START Records for processing

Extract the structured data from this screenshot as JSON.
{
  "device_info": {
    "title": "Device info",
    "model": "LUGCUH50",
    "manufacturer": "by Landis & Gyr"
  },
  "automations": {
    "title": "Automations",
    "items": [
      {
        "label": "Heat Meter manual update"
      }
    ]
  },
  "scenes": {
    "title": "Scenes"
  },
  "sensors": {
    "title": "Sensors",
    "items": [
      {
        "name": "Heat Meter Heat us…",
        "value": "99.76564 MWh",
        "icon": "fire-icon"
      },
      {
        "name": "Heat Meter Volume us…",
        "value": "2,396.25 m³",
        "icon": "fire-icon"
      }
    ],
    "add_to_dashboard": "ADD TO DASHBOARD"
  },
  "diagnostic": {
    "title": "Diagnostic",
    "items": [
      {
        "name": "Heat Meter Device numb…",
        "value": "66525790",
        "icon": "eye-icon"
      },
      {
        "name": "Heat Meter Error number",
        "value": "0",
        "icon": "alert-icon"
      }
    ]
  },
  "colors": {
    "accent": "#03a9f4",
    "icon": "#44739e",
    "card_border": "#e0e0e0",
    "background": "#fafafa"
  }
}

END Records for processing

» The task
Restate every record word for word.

» Result of the task
Extract the structured data from this screenshot as JSON.
{
  "device_info": {
    "title": "Device info",
    "model": "LUGCUH50",
    "manufacturer": "by Landis & Gyr"
  },
  "automations": {
    "title": "Automations",
    "items": [
      {
        "label": "Heat Meter manual update"
      }
    ]
  },
  "scenes": {
    "title": "Scenes"
  },
  "sensors": {
    "title": "Sensors",
    "items": [
      {
        "name": "Heat Meter Heat us…",
        "value": "99.76564 MWh",
        "icon": "fire-icon"
      },
      {
        "name": "Heat Meter Volume us…",
        "value": "2,396.25 m³",
        "icon": "fire-icon"
      }
    ],
    "add_to_dashboard": "ADD TO DASHBOARD"
  },
  "diagnostic": {
    "title": "Diagnostic",
    "items": [
      {
        "name": "Heat Meter Device numb…",
        "value": "66525790",
        "icon": "eye-icon"
      },
      {
        "name": "Heat Meter Error number",
        "value": "0",
        "icon": "alert-icon"
      }
    ]
  },
  "colors": {
    "accent": "#03a9f4",
    "icon": "#44739e",
    "card_border": "#e0e0e0",
    "background": "#fafafa"
  }
}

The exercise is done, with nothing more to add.